Stupid fundraising tricks
If Dante had written The Inferno in today's world, I'm sure he would have designated a special place in hell for those who make a career out of raising funds for political campaigns. We are all familiar with the barrages of colorful mail solicitations screaming that the world will come to an end in January if you don't send in your money right away. Blistering, strident, simplistic political buzz words to get your blood boiling and your wallet opening!! Or what about those "surveys" in which the candidate or party pretends to care what you think about, in hopes that you will send them some of your hard-earned dollars. What kind of fools respond to those dumb appeals, anyway? With all the modern computer technology at their disposal these days, why don't political campaigns target their campaign mailings according to some kind of demographic criteria?

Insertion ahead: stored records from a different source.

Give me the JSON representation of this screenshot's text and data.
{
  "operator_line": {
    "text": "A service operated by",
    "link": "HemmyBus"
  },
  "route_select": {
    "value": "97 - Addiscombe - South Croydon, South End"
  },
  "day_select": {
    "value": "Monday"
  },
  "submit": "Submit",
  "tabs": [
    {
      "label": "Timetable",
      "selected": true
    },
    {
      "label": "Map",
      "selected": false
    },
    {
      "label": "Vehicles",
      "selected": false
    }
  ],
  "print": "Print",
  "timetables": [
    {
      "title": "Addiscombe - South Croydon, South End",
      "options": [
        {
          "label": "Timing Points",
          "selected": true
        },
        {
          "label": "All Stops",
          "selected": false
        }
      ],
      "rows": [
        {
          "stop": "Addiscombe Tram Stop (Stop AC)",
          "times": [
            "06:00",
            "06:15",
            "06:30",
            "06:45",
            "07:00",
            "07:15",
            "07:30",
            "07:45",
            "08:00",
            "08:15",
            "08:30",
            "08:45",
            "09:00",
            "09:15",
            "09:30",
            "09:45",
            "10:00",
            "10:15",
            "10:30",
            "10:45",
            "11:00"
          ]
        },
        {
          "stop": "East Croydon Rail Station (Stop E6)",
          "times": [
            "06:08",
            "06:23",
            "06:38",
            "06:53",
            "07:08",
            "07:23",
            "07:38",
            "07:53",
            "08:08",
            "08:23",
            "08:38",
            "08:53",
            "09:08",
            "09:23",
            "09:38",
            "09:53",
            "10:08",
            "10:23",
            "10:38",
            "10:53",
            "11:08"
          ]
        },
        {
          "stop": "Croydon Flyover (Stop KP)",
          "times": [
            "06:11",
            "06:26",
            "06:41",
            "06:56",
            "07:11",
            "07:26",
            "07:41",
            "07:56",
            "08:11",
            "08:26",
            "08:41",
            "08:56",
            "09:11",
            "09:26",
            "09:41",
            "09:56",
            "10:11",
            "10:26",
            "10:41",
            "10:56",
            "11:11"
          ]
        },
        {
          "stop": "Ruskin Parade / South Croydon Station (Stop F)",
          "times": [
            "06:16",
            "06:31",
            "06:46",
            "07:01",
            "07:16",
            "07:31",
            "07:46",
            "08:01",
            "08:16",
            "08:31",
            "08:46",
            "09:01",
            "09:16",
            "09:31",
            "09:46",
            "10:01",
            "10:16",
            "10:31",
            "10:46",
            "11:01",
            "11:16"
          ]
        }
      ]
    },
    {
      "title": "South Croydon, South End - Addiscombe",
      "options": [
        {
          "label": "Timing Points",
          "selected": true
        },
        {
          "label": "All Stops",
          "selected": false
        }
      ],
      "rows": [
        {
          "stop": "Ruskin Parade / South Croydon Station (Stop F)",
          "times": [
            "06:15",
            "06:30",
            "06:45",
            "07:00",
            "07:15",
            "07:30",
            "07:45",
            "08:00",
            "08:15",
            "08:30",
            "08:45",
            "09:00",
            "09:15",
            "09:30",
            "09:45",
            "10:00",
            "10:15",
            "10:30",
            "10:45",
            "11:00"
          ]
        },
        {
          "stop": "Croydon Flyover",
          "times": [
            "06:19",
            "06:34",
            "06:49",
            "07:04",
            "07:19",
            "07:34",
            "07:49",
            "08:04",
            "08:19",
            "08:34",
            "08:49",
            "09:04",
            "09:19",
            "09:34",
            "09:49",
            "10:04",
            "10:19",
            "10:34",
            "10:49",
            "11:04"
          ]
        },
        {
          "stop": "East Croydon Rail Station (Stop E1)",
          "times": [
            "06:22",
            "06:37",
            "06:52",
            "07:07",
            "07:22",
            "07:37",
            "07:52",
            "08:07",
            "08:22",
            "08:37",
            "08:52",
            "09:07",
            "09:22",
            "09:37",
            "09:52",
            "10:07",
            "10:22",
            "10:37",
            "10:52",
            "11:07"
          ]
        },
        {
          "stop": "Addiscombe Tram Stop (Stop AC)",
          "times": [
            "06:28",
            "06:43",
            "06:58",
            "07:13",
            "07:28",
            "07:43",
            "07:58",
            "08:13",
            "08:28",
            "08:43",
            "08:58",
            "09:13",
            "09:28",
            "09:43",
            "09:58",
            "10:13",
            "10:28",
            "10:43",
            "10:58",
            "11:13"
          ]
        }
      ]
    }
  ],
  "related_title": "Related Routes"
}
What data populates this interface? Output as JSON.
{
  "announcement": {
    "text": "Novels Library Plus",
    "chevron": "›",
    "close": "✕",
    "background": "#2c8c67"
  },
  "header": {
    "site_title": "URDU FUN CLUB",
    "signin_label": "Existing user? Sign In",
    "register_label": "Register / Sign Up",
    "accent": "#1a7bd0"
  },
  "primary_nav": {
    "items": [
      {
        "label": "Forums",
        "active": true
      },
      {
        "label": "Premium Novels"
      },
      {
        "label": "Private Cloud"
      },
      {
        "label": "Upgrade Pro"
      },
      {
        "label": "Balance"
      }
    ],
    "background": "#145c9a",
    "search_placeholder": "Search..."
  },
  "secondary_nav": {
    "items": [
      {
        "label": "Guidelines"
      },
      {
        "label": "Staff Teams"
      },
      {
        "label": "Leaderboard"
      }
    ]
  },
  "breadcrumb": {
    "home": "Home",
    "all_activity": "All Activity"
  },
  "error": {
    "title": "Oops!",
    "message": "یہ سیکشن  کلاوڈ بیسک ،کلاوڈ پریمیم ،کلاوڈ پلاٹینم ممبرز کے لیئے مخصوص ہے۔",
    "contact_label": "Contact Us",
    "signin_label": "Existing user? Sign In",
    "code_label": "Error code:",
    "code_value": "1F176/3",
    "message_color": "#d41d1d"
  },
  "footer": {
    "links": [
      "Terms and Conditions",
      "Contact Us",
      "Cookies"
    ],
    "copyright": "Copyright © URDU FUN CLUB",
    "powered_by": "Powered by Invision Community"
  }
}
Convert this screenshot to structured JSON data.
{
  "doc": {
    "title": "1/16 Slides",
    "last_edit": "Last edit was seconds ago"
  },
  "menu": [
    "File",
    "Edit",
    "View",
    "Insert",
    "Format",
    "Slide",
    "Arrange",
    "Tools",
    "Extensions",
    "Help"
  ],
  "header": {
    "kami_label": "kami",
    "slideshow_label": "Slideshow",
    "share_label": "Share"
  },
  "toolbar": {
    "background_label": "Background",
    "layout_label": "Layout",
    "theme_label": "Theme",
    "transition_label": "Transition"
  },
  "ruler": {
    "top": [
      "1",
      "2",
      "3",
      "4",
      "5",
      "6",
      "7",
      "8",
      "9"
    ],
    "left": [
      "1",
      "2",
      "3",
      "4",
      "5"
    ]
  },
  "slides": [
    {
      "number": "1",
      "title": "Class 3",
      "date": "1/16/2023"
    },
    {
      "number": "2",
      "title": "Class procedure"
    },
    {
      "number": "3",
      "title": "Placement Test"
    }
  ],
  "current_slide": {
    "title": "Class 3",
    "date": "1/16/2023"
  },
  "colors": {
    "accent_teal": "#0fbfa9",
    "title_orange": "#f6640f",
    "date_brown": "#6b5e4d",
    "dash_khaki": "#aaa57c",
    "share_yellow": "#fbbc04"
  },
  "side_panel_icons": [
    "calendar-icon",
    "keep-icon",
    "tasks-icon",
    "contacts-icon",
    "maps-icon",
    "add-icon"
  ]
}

This year, the appeals for campaign donations have blazed new frontiers of tackiness, breaking ethical standards left and right. Somebody figured out that the best way to get the recipient's attention is to send the appeal by U.S. Postal Service Certified Mail, as though the envelope contained an absentee ballot or some other sort of legal document. (It says "Certified Election Material," so it must be important, right?) A normal-size Certified Mail letter costs $3.12 to send, forcing the recipient to sign for the letter. If he or she is not home when the mailman rings the doorbell, however, then it's down to the local post office to get the letter. How insulting and aggravating! I know that Elizabeth Dole's campaign resorted to that attention-grabbing trick, and I wonder if it cost her more votes that it won?
But the grand prize for the sleaziest mail fundraising campaign of all goes to the "National Campaign Fund," which is headquartered in Washington, D.C. The "National Chairman" is Floyd Brown, but apparently it's just Floyd and his buddy Jim Lacy, and maybe a secretary or two. They used the big yellow envelope trick, the Certified Mail trick, and an extreme example of the old nickel-in-the-envelope-window trick often used by legitimate charities: he sent a big envelope with two dollar bills, a nickel, and three pennies which were visible through the cellophane window. The accompanying letter tried but failed to explain the significance of that particular amount, $2.08. (Maybe it referred to the year 2008 but with a missing zero.) The return envelope says "John McCain for President" in the upper left corner, and it looks pretty official. In the fine print at the bottom of the letter, however, is the following disclaimer:
Paid for by the National Campaign Fund Political Action Committee, and not authorized by any candidate or candidate's committee.
In other words, that "organization" evidently has no connection whatsoever to John McCain or the Republican Party. I'm sure it never even occurred to many of the easily-duped senior citizen Republicans who sent in their money that it was not going to the McCain campaign at all. What a pity... Floyd's Web site www.nationalcampaignfund.com automatically redirects to helpjohnmccain.com, which is nothing more than a bunch of blog posts dated September 29, September 30, October 4, and October 16. (Hell, I could have done that in an afternoon...) If they really wanted to "help John McCain," of course, they would have automatically redirected their Web traffic to www.johnmccain.com. Just to be safe and avoid criminal fraud charges, they did include a link to the official McCain Web site.
Because of Barack Obama's smashing success at online fundraising, there probably won't be much interest in reforming such bogus fundraising practices for the next couple years. What's the moral of our story? Caveat donor!